All the experimental microarray-based methods for HCV genotyping use immobilized oligonucleotides from the 5′ untranslated region of the HCV genome. They can therefore identify only a small number of subtypes (1a, 1b, 2a/2b/2c, 3a, 3b, and 6a), although their determination of genotypes is reported to be almost 100% (6, 22, 34). In this work, use of probes complementary to subtype-specific sequences of the NS5B region enabled us to identify more than 20 HCV subtypes in the specimens tested. Other methods, such as real-time PCR, can identify a limited number of subtypes and genotypes (1a, 1b, 2a, 2b, 2c, 3, 4, 5, and 6) (23, 44). Only the clip sequencing method can, in theory, discriminate as many subtypes as can our procedure (35).
In conclusion, this new approach to analyzing the NS5B region of HCV based on hybridization with a low-density microarray is a promising tool for rapidly, sensitively, and accurately identifying viral genotype and subtype. It provides clinicians with the information needed for the choice of a correct individual treatment of hepatitis C. In addition, the performance of the new procedure and the range of identifiable genotypes and subtypes make it suitable for epidemiological surveys.
This work was supported by contract 02.522.11.2019 with the Federal Agency of Sciences and Innovations of the Russian Federation.
We are grateful to E. Kreindlin for manufacturing of microarrays, to S. Surzhikov and I. Grechishnikova for synthesis of oligonucleotides, to A. Chudinov for synthesis and selection of the fluorescent dyes, and to R. Urasov for help with the mathematical calculations and analysis of experimental data. We are especially grateful to A. Kolchinsky (Health Front Line, Ltd., Champaign, IL) for his assistance in the preparation of this paper. The English text was edited by Owen Parkes.

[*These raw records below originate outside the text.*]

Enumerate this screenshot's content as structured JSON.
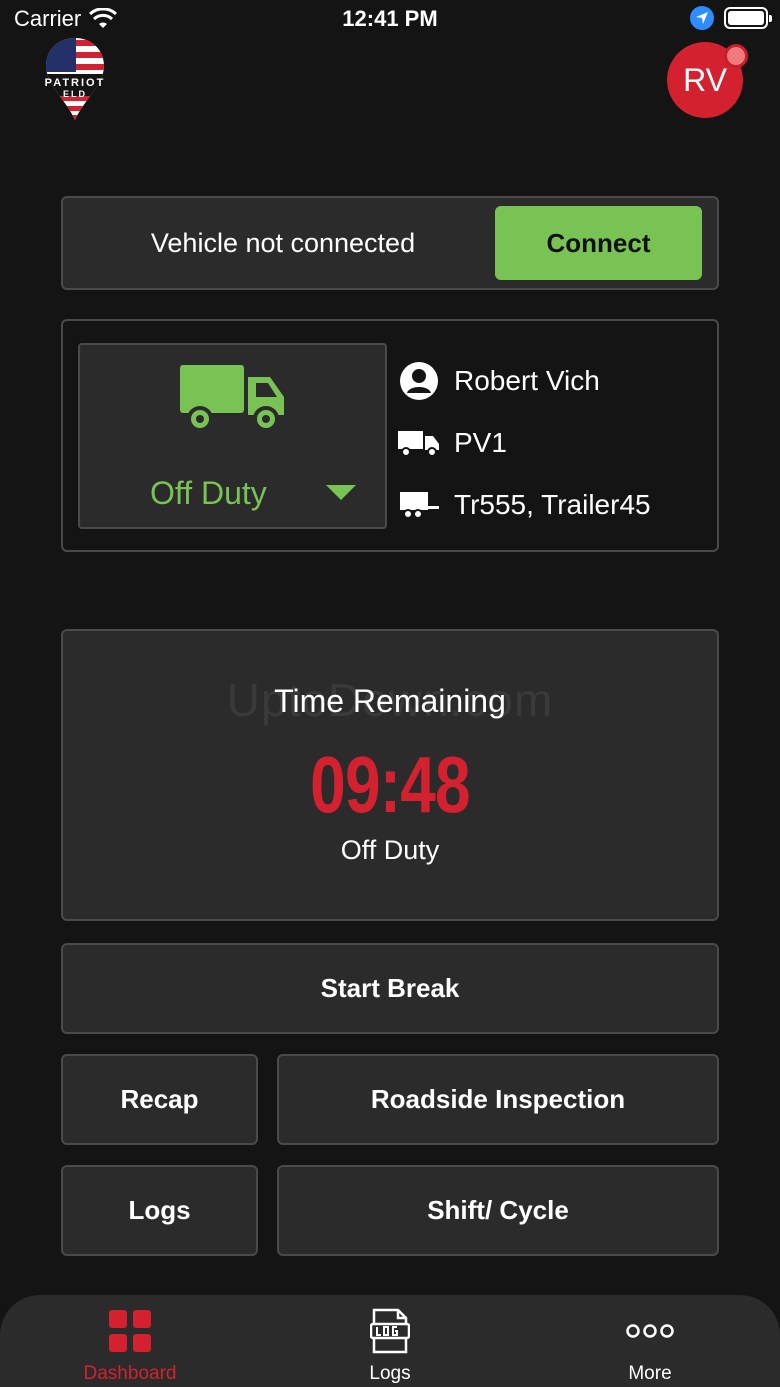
{
  "status_bar": {
    "carrier": "Carrier",
    "time": "12:41 PM"
  },
  "header": {
    "logo_text": "PATRIOT",
    "logo_sub": "ELD",
    "avatar_initials": "RV"
  },
  "connection": {
    "status_text": "Vehicle not connected",
    "connect_label": "Connect"
  },
  "status_card": {
    "duty_status": "Off Duty",
    "driver_name": "Robert Vich",
    "vehicle": "PV1",
    "trailers": "Tr555, Trailer45"
  },
  "time_panel": {
    "watermark": "UptoDown.com",
    "title": "Time Remaining",
    "value": "09:48",
    "status": "Off Duty"
  },
  "buttons": {
    "start_break": "Start Break",
    "recap": "Recap",
    "roadside": "Roadside Inspection",
    "logs": "Logs",
    "shift_cycle": "Shift/ Cycle"
  },
  "tabs": [
    {
      "label": "Dashboard",
      "icon": "dashboard-grid-icon",
      "active": true
    },
    {
      "label": "Logs",
      "icon": "log-document-icon",
      "active": false
    },
    {
      "label": "More",
      "icon": "more-dots-icon",
      "active": false
    }
  ],
  "colors": {
    "accent_red": "#d32130",
    "accent_green": "#79c254",
    "background": "#141414",
    "panel": "#2b2b2b"
  }
}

Published ahead of print on 15 September 2010.
†Supplemental material for this article may be found at http://jcm.asm.org/.